And to add to that, the .NET app works with huge datasets which are populated by these "cursored" SP's.
And to add even more, most of it (if not all of it) runs inside transactions. Yes.......in case you're wondering, we do face problems of transactions running for minutes and locking up the entire tables and kicking people out. Some of our users do wonder why they are chosen as victims of something so often
. I guess that gives a good idea of what can be going on in the transaction logs.
I think that pretty much covers our environment so back to virtualization now, here's what's been proposed to me by our tech department. They want to convert this powerful machine into a Hyper-V server. I'll spare you the details on how they wish to proceed but down the lines it comes to converting the current physical machine into a virtual machine on a Hyper-V server hosted on Windows 2008 R2 and then upgrade the Windows 2003 OS of the virtual machine to Windows 2008 R2.
Here are the things that I'm concerned about.
Memory speed: A 30 GB database running cursors and generating datasets all day long probably uses memory a lot. Will a virtual SQL Server experience slow memory or is it gonna be as fast as when it runs on the physical machine ?
Transaction logs: That bothers me a lot actually. Is it conceivable to run a 30 GB database with a 20 GB transaction log on virtual disk when the amount of I/O that all these transactions and cursors are generating ?
Is it a really bad idea to virtualize this ? Are there any other things I should consider ?
And we do virtualize it, is converting the physical machine to virtual and upgrading the OS a good idea ? Are we gonna run into all kinds of problems ? Should we create a virtual machine from scratch and re-install all the SQL services and databases ?

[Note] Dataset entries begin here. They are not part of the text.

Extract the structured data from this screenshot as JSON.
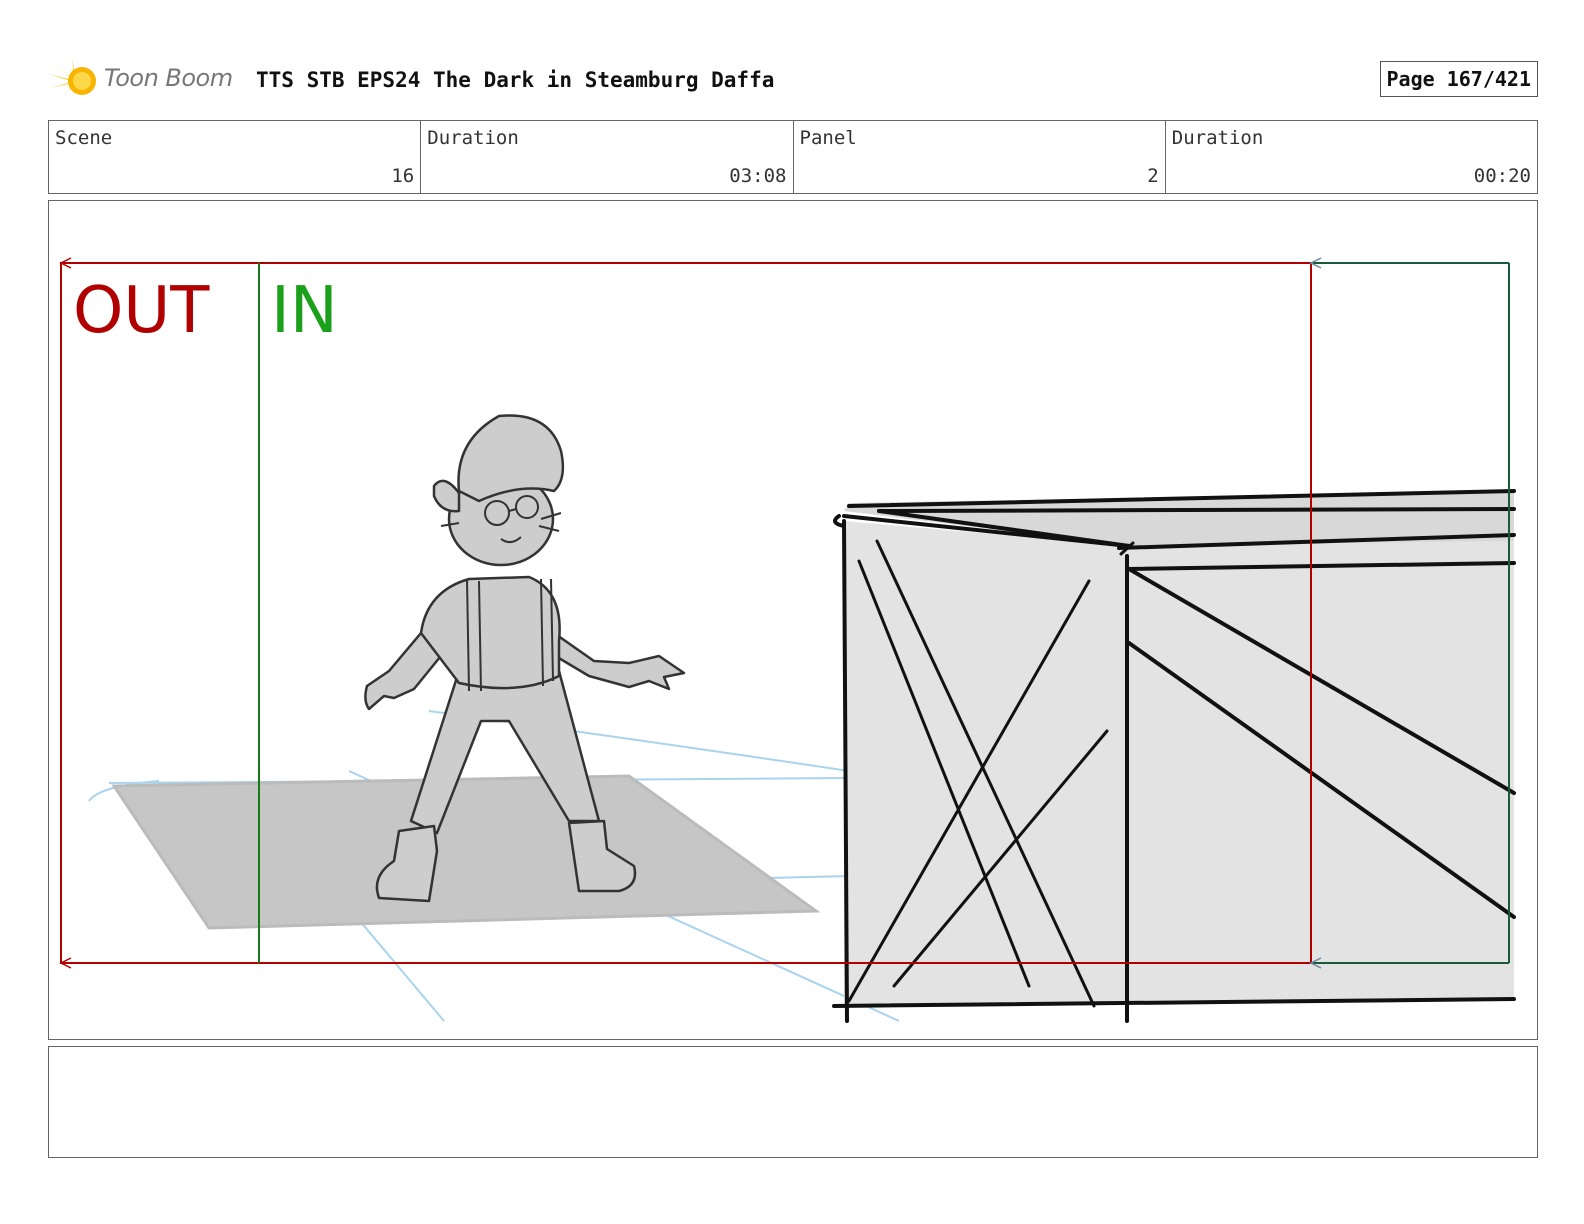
{
  "header": {
    "logo_text": "Toon Boom",
    "project_title": "TTS STB EPS24 The Dark in Steamburg Daffa",
    "page_label": "Page 167/421"
  },
  "info": {
    "scene_label": "Scene",
    "scene_value": "16",
    "scene_duration_label": "Duration",
    "scene_duration_value": "03:08",
    "panel_label": "Panel",
    "panel_value": "2",
    "panel_duration_label": "Duration",
    "panel_duration_value": "00:20"
  },
  "panel": {
    "out_label": "OUT",
    "in_label": "IN",
    "out_color": "#b00000",
    "in_color": "#1aa01a"
  },
  "notes": {
    "text": ""
  }
}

I'm one of those people who ended in charge because there was nobody else and although I think I'm doing a good job with our server, this kind of stuff really is beyond me level of knowledge and I really don't have the expertise to make that kind of decision......but I have to make it anyway so I will be very grateful for any help I can get on this.